▶ _PROBLEM STATEMENT_
Below are some entries; state how many of their lines include the word "username" and give no more than that number.

▶ _ENTRIES PROVIDED_
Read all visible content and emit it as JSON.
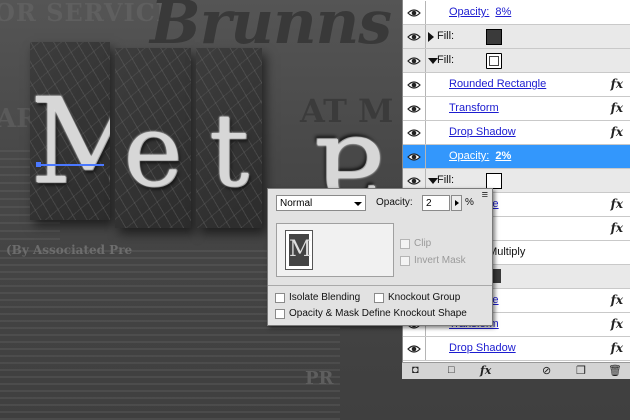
{
  "canvas": {
    "newspaper": {
      "service": "OR SERVICE",
      "masthead": "Brunns",
      "at_m": "AT M",
      "ar": "AR",
      "associated": "(By Associated Pre",
      "pr": "PR"
    },
    "letters": [
      "M",
      "e",
      "t",
      "a"
    ]
  },
  "layers": {
    "rows": [
      {
        "type": "effect",
        "label": "Opacity:",
        "value": "8%",
        "style": "white"
      },
      {
        "type": "fill",
        "label": "Fill:",
        "state": "collapsed",
        "swatch": "dark"
      },
      {
        "type": "fill",
        "label": "Fill:",
        "state": "expanded",
        "swatch": "outline"
      },
      {
        "type": "effect",
        "label": "Rounded Rectangle",
        "fx": "fx",
        "style": "white"
      },
      {
        "type": "effect",
        "label": "Transform",
        "fx": "fx",
        "style": "white"
      },
      {
        "type": "effect",
        "label": "Drop Shadow",
        "fx": "fx",
        "style": "white"
      },
      {
        "type": "effect",
        "label": "Opacity:",
        "value": "2%",
        "style": "selected"
      },
      {
        "type": "fill",
        "label": "Fill:",
        "state": "expanded",
        "swatch": "plain"
      },
      {
        "type": "effect",
        "label": "Rectangle",
        "fx": "fx",
        "style": "white"
      },
      {
        "type": "effect",
        "label": "n",
        "fx": "fx",
        "style": "white"
      },
      {
        "type": "effect",
        "label": "40% Multiply",
        "style": "plain"
      },
      {
        "type": "chip",
        "label": "",
        "style": "gray"
      },
      {
        "type": "effect",
        "label": "Rectangle",
        "fx": "fx",
        "style": "white"
      },
      {
        "type": "effect",
        "label": "Transform",
        "fx": "fx",
        "style": "white"
      },
      {
        "type": "effect",
        "label": "Drop Shadow",
        "fx": "fx",
        "style": "white"
      }
    ],
    "footer_icons": [
      "new-layer-icon",
      "square-icon",
      "fx-icon",
      "circle-slash-icon",
      "duplicate-icon",
      "trash-icon"
    ]
  },
  "popup": {
    "blend_mode": "Normal",
    "opacity_label": "Opacity:",
    "opacity_value": "2",
    "opacity_unit": "%",
    "clip_label": "Clip",
    "invert_mask_label": "Invert Mask",
    "isolate_label": "Isolate Blending",
    "knockout_group_label": "Knockout Group",
    "mask_define_label": "Opacity & Mask Define Knockout Shape",
    "thumb_letter": "M"
  }
}
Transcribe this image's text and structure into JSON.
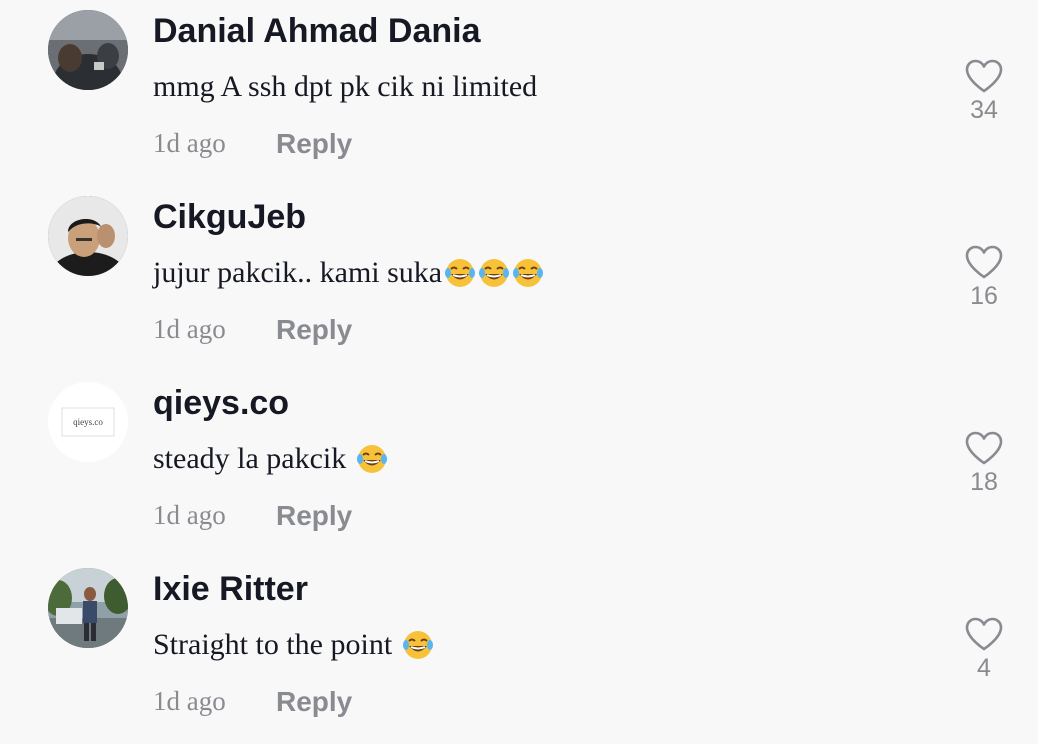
{
  "comments": [
    {
      "username": "Danial Ahmad Dania",
      "text": "mmg A ssh dpt pk cik ni limited",
      "emoji_count": 0,
      "time": "1d ago",
      "reply_label": "Reply",
      "likes": "34",
      "avatar_icon": "user-photo-avatar"
    },
    {
      "username": "CikguJeb",
      "text": "jujur pakcik.. kami suka",
      "emoji_count": 3,
      "time": "1d ago",
      "reply_label": "Reply",
      "likes": "16",
      "avatar_icon": "user-photo-avatar"
    },
    {
      "username": "qieys.co",
      "text": "steady la pakcik ",
      "emoji_count": 1,
      "time": "1d ago",
      "reply_label": "Reply",
      "likes": "18",
      "avatar_icon": "logo-avatar",
      "avatar_logo_text": "qieys.co"
    },
    {
      "username": "Ixie Ritter",
      "text": "Straight to the point ",
      "emoji_count": 1,
      "time": "1d ago",
      "reply_label": "Reply",
      "likes": "4",
      "avatar_icon": "user-photo-avatar"
    }
  ],
  "icons": {
    "like": "heart-outline-icon",
    "emoji": "face-with-tears-of-joy-emoji"
  },
  "colors": {
    "background": "#f8f8f8",
    "primary_text": "#161823",
    "secondary_text": "#8a8b91"
  }
}
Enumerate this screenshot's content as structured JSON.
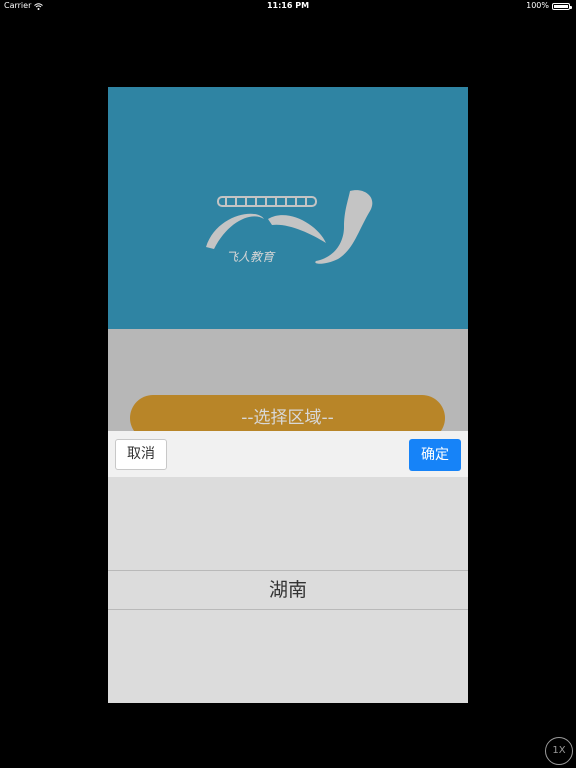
{
  "status_bar": {
    "carrier": "Carrier",
    "time": "11:16 PM",
    "battery": "100%"
  },
  "logo": {
    "text": "飞人教育",
    "colors": {
      "banner": "#2f84a3",
      "mark": "#c4c4c4"
    }
  },
  "region_select": {
    "label": "--选择区域--",
    "color": "#b88528"
  },
  "picker": {
    "cancel_label": "取消",
    "confirm_label": "确定",
    "selected_value": "湖南",
    "colors": {
      "confirm": "#1683f8"
    }
  },
  "zoom_badge": {
    "label": "1X"
  }
}
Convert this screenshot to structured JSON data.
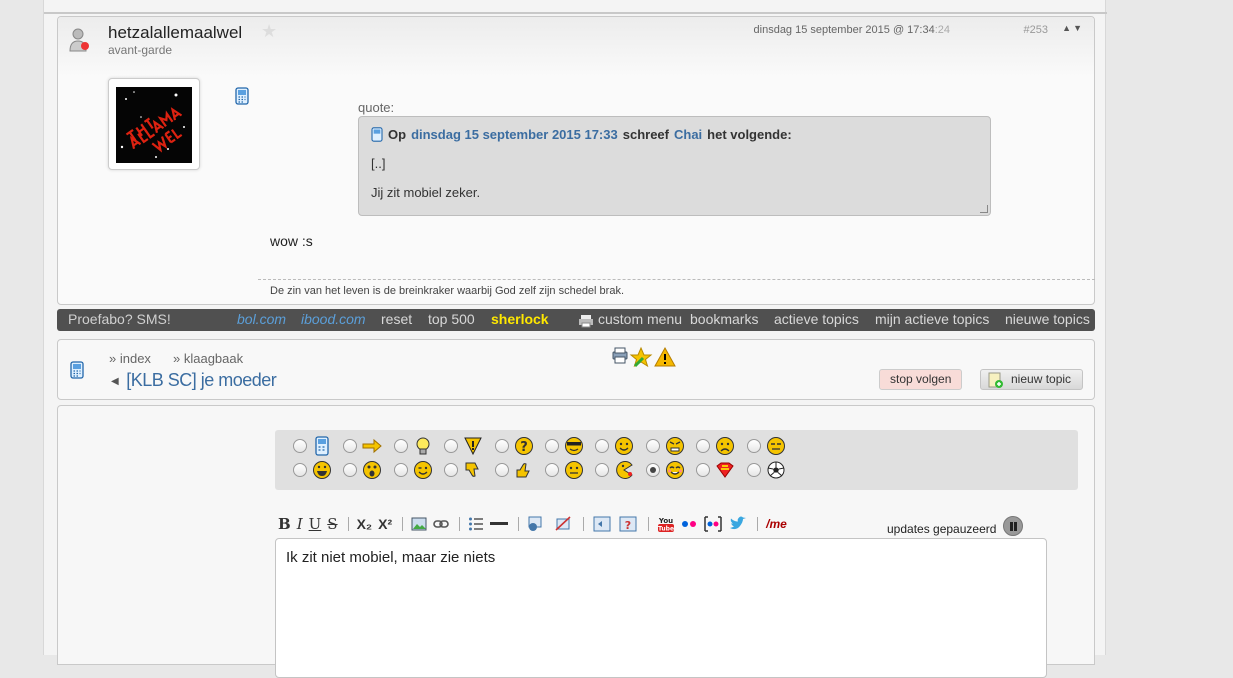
{
  "post": {
    "username": "hetzalallemaalwel",
    "user_title": "avant-garde",
    "date": "dinsdag 15 september 2015 @ 17:34",
    "date_seconds": ":24",
    "post_number": "#253",
    "avatar_text": "HET ZAL ALLEMAAL WEL",
    "quote_label": "quote:",
    "quote_prefix": "Op",
    "quote_date": "dinsdag 15 september 2015 17:33",
    "quote_mid": "schreef",
    "quote_author": "Chai",
    "quote_suffix": "het volgende:",
    "quote_line1": "[..]",
    "quote_line2": "Jij zit mobiel zeker.",
    "body": "wow :s",
    "signature": "De zin van het leven is de breinkraker waarbij God zelf zijn schedel brak."
  },
  "navbar": {
    "promo": "Proefabo? SMS!",
    "items": [
      "bol.com",
      "ibood.com",
      "reset",
      "top 500",
      "sherlock",
      "custom menu",
      "bookmarks",
      "actieve topics",
      "mijn actieve topics",
      "nieuwe topics"
    ]
  },
  "topic": {
    "crumb1": "» index",
    "crumb2": "» klaagbaak",
    "title": "[KLB SC] je moeder",
    "unfollow_label": "stop volgen",
    "new_topic_label": "nieuw topic"
  },
  "reply": {
    "icons_row1": [
      "phone-icon",
      "arrow-icon",
      "lightbulb-icon",
      "warning-icon",
      "question-icon",
      "cool-smiley-icon",
      "smiley-icon",
      "angry-icon",
      "sad-icon",
      "bored-icon"
    ],
    "icons_row2": [
      "grin-icon",
      "surprised-icon",
      "wink-icon",
      "thumbs-down-icon",
      "thumbs-up-icon",
      "neutral-icon",
      "pacman-icon",
      "happy-icon",
      "superman-icon",
      "soccer-ball-icon"
    ],
    "selected_icon": "happy-icon",
    "toolbar": {
      "bold": "B",
      "italic": "I",
      "underline": "U",
      "strike": "S",
      "subscript": "X₂",
      "superscript": "X²",
      "me": "/me"
    },
    "updates_label": "updates gepauzeerd",
    "editor_text": "Ik zit niet mobiel, maar zie niets"
  },
  "colors": {
    "link": "#3b6da1",
    "highlight": "#ffe800",
    "navbar_bg": "#505050"
  }
}
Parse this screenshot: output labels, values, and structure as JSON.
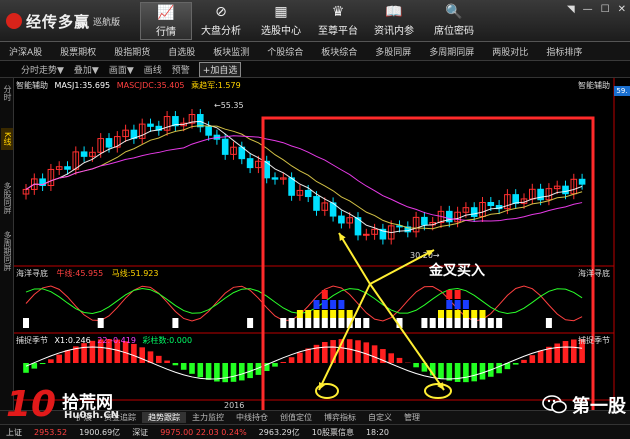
{
  "app": {
    "logo_text": "经传多赢",
    "edition": "巡航版"
  },
  "nav": [
    {
      "label": "行情",
      "icon": "chart-line-icon",
      "glyph": "📈"
    },
    {
      "label": "大盘分析",
      "icon": "compass-icon",
      "glyph": "⊘"
    },
    {
      "label": "选股中心",
      "icon": "grid-icon",
      "glyph": "▦"
    },
    {
      "label": "至尊平台",
      "icon": "crown-icon",
      "glyph": "♛"
    },
    {
      "label": "资讯内参",
      "icon": "book-icon",
      "glyph": "📖"
    },
    {
      "label": "席位密码",
      "icon": "magnifier-icon",
      "glyph": "🔍"
    }
  ],
  "window_controls": [
    "◥",
    "—",
    "☐",
    "✕"
  ],
  "menu": [
    "沪深A股",
    "股票期权",
    "股指期货",
    "自选股",
    "板块监测",
    "个股综合",
    "板块综合",
    "多股同屏",
    "多周期同屏",
    "两股对比",
    "指标排序"
  ],
  "subbar": [
    "分时走势▼",
    "叠加▼",
    "画面▼",
    "画线",
    "预警"
  ],
  "subbar_add": "+加自选",
  "side_tabs": [
    "分时",
    "K线",
    "多股同屏",
    "多周期同屏"
  ],
  "colors": {
    "up": "#ff3030",
    "down": "#00e0ff",
    "ma5": "#ffffff",
    "ma10": "#e8d44d",
    "ma20": "#ff40ff",
    "accent_box": "#ff2a2a",
    "arrow": "#ffee33"
  },
  "panels": {
    "main": {
      "title": "智能辅助",
      "ind1": "MASJ1:35.695",
      "ind2": "MASCJDC:35.405",
      "ind3": "乘趋军:1.579",
      "title_right": "智能辅助",
      "high_label": "55.35",
      "low_label": "30.20",
      "annotation": "金叉买入"
    },
    "sub1": {
      "title": "海洋寻底",
      "v1": "牛线:45.955",
      "v2": "马线:51.923",
      "title_right": "海洋寻底"
    },
    "sub2": {
      "title": "捕捉季节",
      "v1": "X1:0.246",
      "v2": "22:-0.419",
      "v3": "彩柱数:0.000",
      "title_right": "捕捉季节"
    }
  },
  "year_label": "2016",
  "price_tag": "59.",
  "bottom_tabs": [
    "扩展",
    "资金追踪",
    "趋势跟踪",
    "主力监控",
    "中线持仓",
    "创值定位",
    "博弈指标",
    "自定义",
    "管理"
  ],
  "status": [
    {
      "text": "上证",
      "color": "#ddd"
    },
    {
      "text": "2953.52",
      "color": "#ff4040"
    },
    {
      "text": "1900.69亿",
      "color": "#ddd"
    },
    {
      "text": "深证",
      "color": "#ddd"
    },
    {
      "text": "9975.00 22.03 0.24%",
      "color": "#ff4040"
    },
    {
      "text": "2963.29亿",
      "color": "#ddd"
    },
    {
      "text": "10股票信息",
      "color": "#ddd"
    },
    {
      "text": "18:20",
      "color": "#ddd"
    }
  ],
  "watermark_left": {
    "num": "10",
    "name": "拾荒网",
    "domain": "Hu0sh.CN"
  },
  "watermark_right": "第一股"
}
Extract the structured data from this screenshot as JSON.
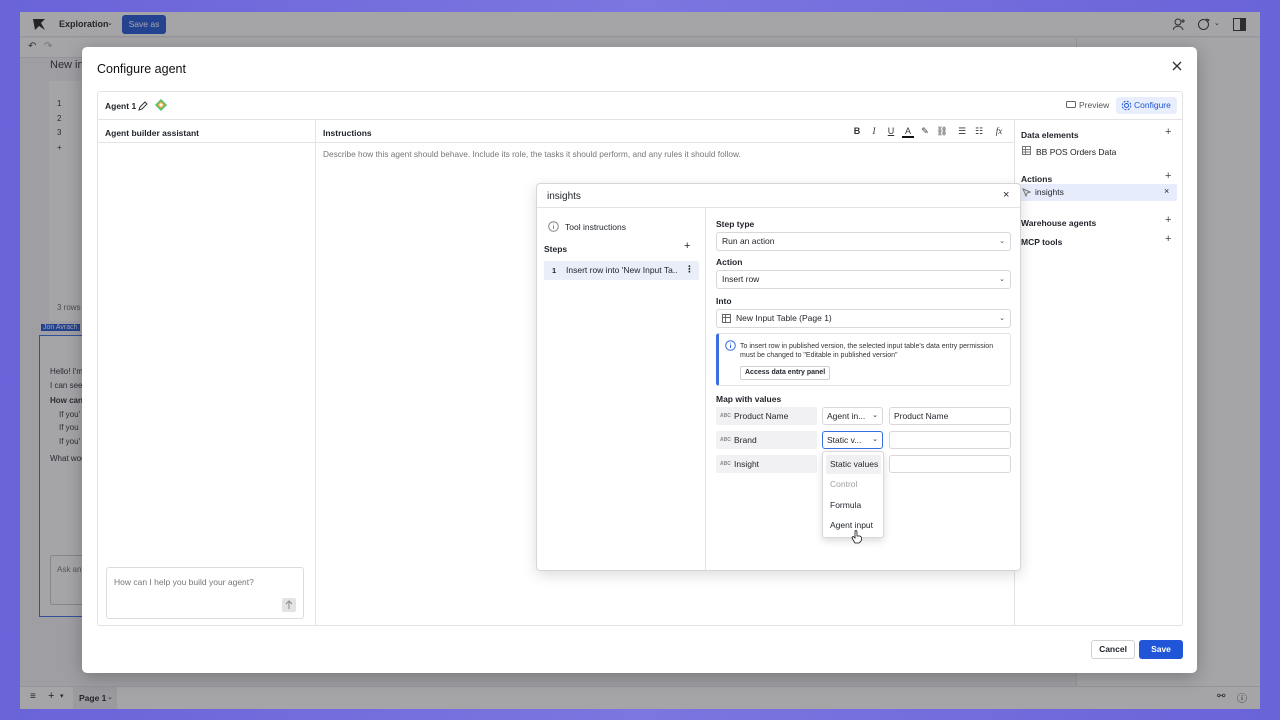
{
  "app": {
    "workbook_title": "Exploration",
    "save_as_label": "Save as",
    "page_tab": "Page 1",
    "bg_title_fragment": "New in",
    "bg_rows": [
      "1",
      "2",
      "3",
      "+"
    ],
    "bg_row_count": "3 rows",
    "bg_author": "Jon Avrach",
    "bg_chat": [
      "Hello! I'm",
      "I can see y",
      "How can",
      "If you'",
      "If you",
      "If you'",
      "What wou"
    ],
    "bg_ask": "Ask any"
  },
  "modal": {
    "title": "Configure agent",
    "agent_name": "Agent 1",
    "preview_label": "Preview",
    "configure_label": "Configure",
    "builder_header": "Agent builder assistant",
    "chat_placeholder": "How can I help you build your agent?",
    "instructions_header": "Instructions",
    "instructions_placeholder": "Describe how this agent should behave. Include its role, the tasks it should perform, and any rules it should follow.",
    "cancel_label": "Cancel",
    "save_label": "Save"
  },
  "right_panel": {
    "data_elements_label": "Data elements",
    "data_element": "BB POS Orders Data",
    "actions_label": "Actions",
    "action_item": "insights",
    "warehouse_label": "Warehouse agents",
    "mcp_label": "MCP tools"
  },
  "popup": {
    "title": "insights",
    "tool_instructions": "Tool instructions",
    "steps_label": "Steps",
    "step_number": "1",
    "step_text": "Insert row into 'New Input Ta...",
    "step_type_label": "Step type",
    "step_type_value": "Run an action",
    "action_label": "Action",
    "action_value": "Insert row",
    "into_label": "Into",
    "into_value": "New Input Table (Page 1)",
    "info_text": "To insert row in published version, the selected input table's data entry permission must be changed to \"Editable in published version\"",
    "info_button": "Access data entry panel",
    "map_label": "Map with values",
    "map_rows": [
      {
        "field": "Product Name",
        "source": "Agent in...",
        "value": "Product Name"
      },
      {
        "field": "Brand",
        "source": "Static v...",
        "value": ""
      },
      {
        "field": "Insight",
        "source": "",
        "value": ""
      }
    ],
    "type_badge": "ABC",
    "dropdown": [
      "Static values",
      "Control",
      "Formula",
      "Agent input"
    ]
  },
  "colors": {
    "accent": "#1f55d6",
    "frame": "#6a63d9"
  }
}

▶ _WORKED SOLUTION_
5